Further reports about: Protein Transient lineal motif

More articles from Life Sciences:

nachricht The secret sulfate code that lets the bad Tau in
16.07.2018 | American Society for Biochemistry and Molecular Biology

nachricht Colorectal cancer risk factors decrypted
16.07.2018 | Max-Planck-Institut für Stoffwechselforschung

All articles from Life Sciences >>>

The most recent press releases about innovation >>>

Die letzten 5 Focus-News des innovations-reports im Überblick:

Im Focus: First evidence on the source of extragalactic particles

For the first time ever, scientists have determined the cosmic origin of highest-energy neutrinos. A research group led by IceCube scientist Elisa Resconi, spokesperson of the Collaborative Research Center SFB1258 at the Technical University of Munich (TUM), provides an important piece of evidence that the particles detected by the IceCube neutrino telescope at the South Pole originate from a galaxy four billion light-years away from Earth.

To rule out other origins with certainty, the team led by neutrino physicist Elisa Resconi from the Technical University of Munich and multi-wavelength...

Im Focus: Magnetic vortices: Two independent magnetic skyrmion phases discovered in a single material

For the first time a team of researchers have discovered two different phases of magnetic skyrmions in a single material. Physicists of the Technical Universities of Munich and Dresden and the University of Cologne can now better study and understand the properties of these magnetic structures, which are important for both basic research and applications.

Whirlpools are an everyday experience in a bath tub: When the water is drained a circular vortex is formed. Typically, such whirls are rather stable. Similar...

Im Focus: Breaking the bond: To take part or not?

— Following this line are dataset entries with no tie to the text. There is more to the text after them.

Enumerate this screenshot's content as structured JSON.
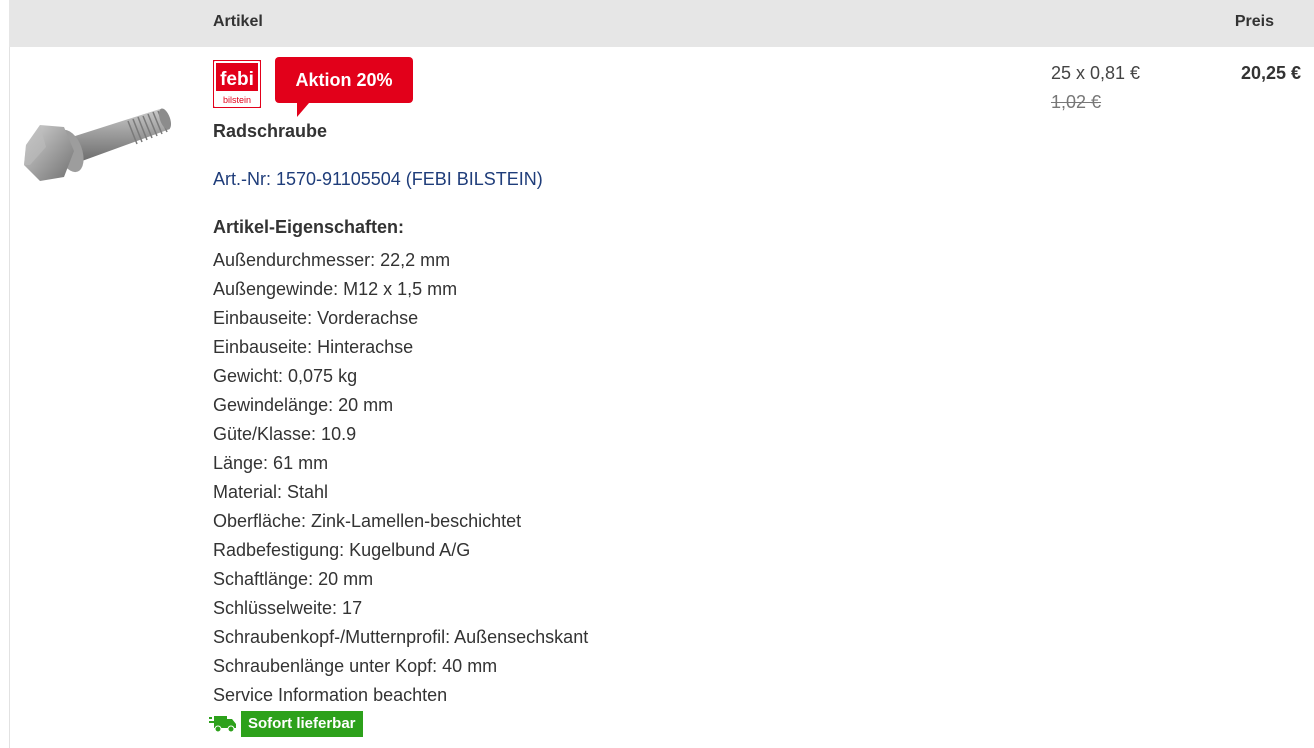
{
  "header": {
    "article_label": "Artikel",
    "price_label": "Preis"
  },
  "product": {
    "brand_logo_text": "febi",
    "brand_logo_subtext": "bilstein",
    "promo_badge": "Aktion 20%",
    "title": "Radschraube",
    "article_number": "Art.-Nr: 1570-91105504 (FEBI BILSTEIN)",
    "properties_heading": "Artikel-Eigenschaften:",
    "properties": [
      "Außendurchmesser: 22,2 mm",
      "Außengewinde: M12 x 1,5 mm",
      "Einbauseite: Vorderachse",
      "Einbauseite: Hinterachse",
      "Gewicht: 0,075 kg",
      "Gewindelänge: 20 mm",
      "Güte/Klasse: 10.9",
      "Länge: 61 mm",
      "Material: Stahl",
      "Oberfläche: Zink-Lamellen-beschichtet",
      "Radbefestigung: Kugelbund A/G",
      "Schaftlänge: 20 mm",
      "Schlüsselweite: 17",
      "Schraubenkopf-/Mutternprofil: Außensechskant",
      "Schraubenlänge unter Kopf: 40 mm",
      "Service Information beachten"
    ],
    "availability": "Sofort lieferbar",
    "availability_icon": "truck-icon"
  },
  "pricing": {
    "unit_price": "25 x 0,81 €",
    "old_price": "1,02 €",
    "total_price": "20,25 €"
  },
  "colors": {
    "promo": "#e2001a",
    "availability": "#2da11b",
    "link": "#1f3d7a",
    "header_bg": "#e6e6e6"
  }
}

Physicists working with Roland Wester at the University of Innsbruck have investigated if and how chemical reactions can be influenced by targeted vibrational excitation of the reactants. They were able to demonstrate that excitation with a laser beam does not affect the efficiency of a chemical exchange reaction and that the excited molecular group acts only as a spectator in the reaction.

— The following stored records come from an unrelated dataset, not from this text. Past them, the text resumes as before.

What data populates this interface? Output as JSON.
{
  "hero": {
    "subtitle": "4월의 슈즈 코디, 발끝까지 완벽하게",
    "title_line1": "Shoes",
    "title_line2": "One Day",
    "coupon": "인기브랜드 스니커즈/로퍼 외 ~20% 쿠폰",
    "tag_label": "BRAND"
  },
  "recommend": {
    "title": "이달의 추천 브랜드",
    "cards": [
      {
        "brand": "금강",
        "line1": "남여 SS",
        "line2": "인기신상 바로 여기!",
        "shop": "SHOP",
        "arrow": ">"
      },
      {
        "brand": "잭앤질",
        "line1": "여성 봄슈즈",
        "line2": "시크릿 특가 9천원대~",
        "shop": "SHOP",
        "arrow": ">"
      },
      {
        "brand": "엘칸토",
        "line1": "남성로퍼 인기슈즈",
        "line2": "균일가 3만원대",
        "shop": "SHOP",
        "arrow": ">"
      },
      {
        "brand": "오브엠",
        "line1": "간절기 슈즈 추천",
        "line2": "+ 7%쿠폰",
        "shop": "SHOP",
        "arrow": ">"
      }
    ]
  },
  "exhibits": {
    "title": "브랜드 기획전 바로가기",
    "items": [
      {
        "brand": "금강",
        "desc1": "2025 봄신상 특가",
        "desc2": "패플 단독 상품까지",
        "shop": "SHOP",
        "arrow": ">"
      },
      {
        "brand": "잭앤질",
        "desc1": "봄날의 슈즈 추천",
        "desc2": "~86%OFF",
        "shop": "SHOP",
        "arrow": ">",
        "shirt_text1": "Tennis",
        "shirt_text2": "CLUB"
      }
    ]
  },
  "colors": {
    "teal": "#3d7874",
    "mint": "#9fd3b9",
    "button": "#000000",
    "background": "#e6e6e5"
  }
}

A frequently used reaction in organic chemistry is nucleophilic substitution. It plays, for example, an important role in in the synthesis of new chemical...

Im Focus: New 2D Spectroscopy Methods

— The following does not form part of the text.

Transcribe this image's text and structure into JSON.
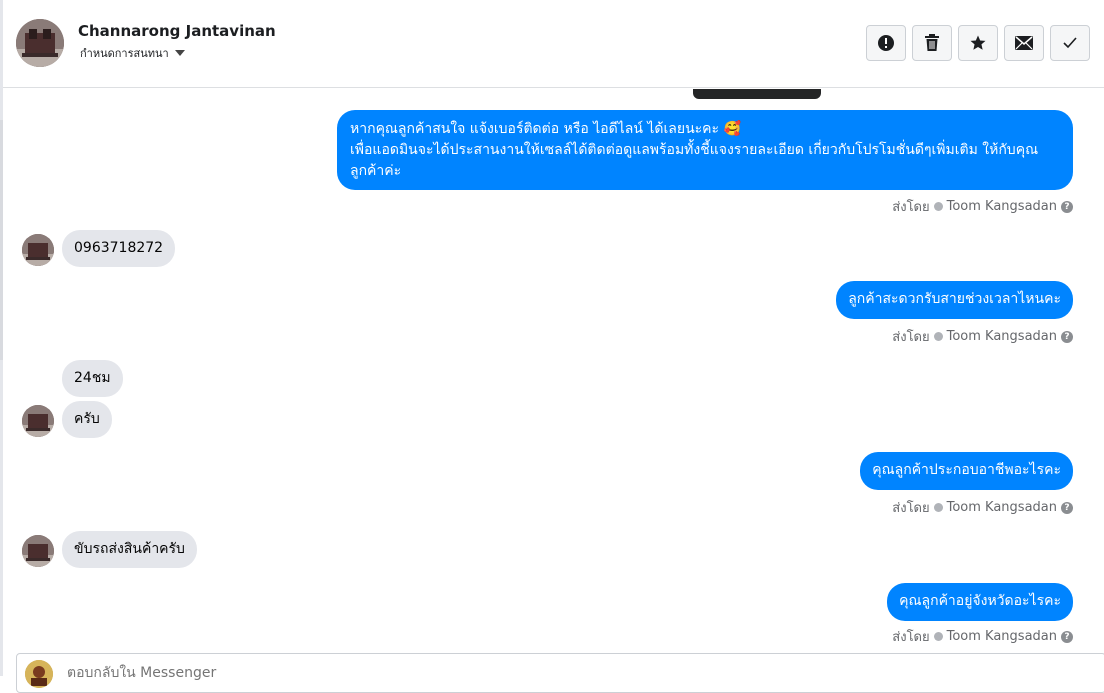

Optical spectroscopy allows investigating the energy structure and dynamic properties of complex quantum systems. Researchers from the University of Würzburg present two new approaches of coherent two-dimensional spectroscopy.

"Put an excitation into the system and observe how it evolves." According to physicist Professor Tobias Brixner, this is the credo of optical spectroscopy....

Im Focus: Chemical reactions in the light of ultrashort X-ray pulses from free-electron lasers

Ultra-short, high-intensity X-ray flashes open the door to the foundations of chemical reactions. Free-electron lasers generate these kinds of pulses, but there is a catch: the pulses vary in duration and energy. An international research team has now presented a solution: Using a ring of 16 detectors and a circularly polarized laser beam, they can determine both factors with attosecond accuracy.

Free-electron lasers (FELs) generate extremely short and intense X-ray flashes. Researchers can use these flashes to resolve structures with diameters on the...

All Focus news of the innovation-report >>>

Anzeige

Anzeige

VideoLinks
Industry & Economy
Event News

Leading experts in Diabetes, Metabolism and Biomedical Engineering discuss Precision Medicine

13.07.2018 | Event News

Conference on Laser Polishing – LaP: Fine Tuning for Surfaces

12.07.2018 | Event News

11th European Wood-based Panel Symposium 2018: Meeting point for the wood-based materials industry

03.07.2018 | Event News

 
Latest News

Nano-kirigami: 'Paper-cut' provides model for 3D intelligent nanofabrication

16.07.2018 | Physics and Astronomy

New players, standardization and digitalization for more rail freight transport

16.07.2018 | Transportation and Logistics

Researchers discover natural product that could lead to new class of commercial herbicide

16.07.2018 | Agricultural and Forestry Science

VideoLinks
Science & Research
Overview of more VideoLinks >>>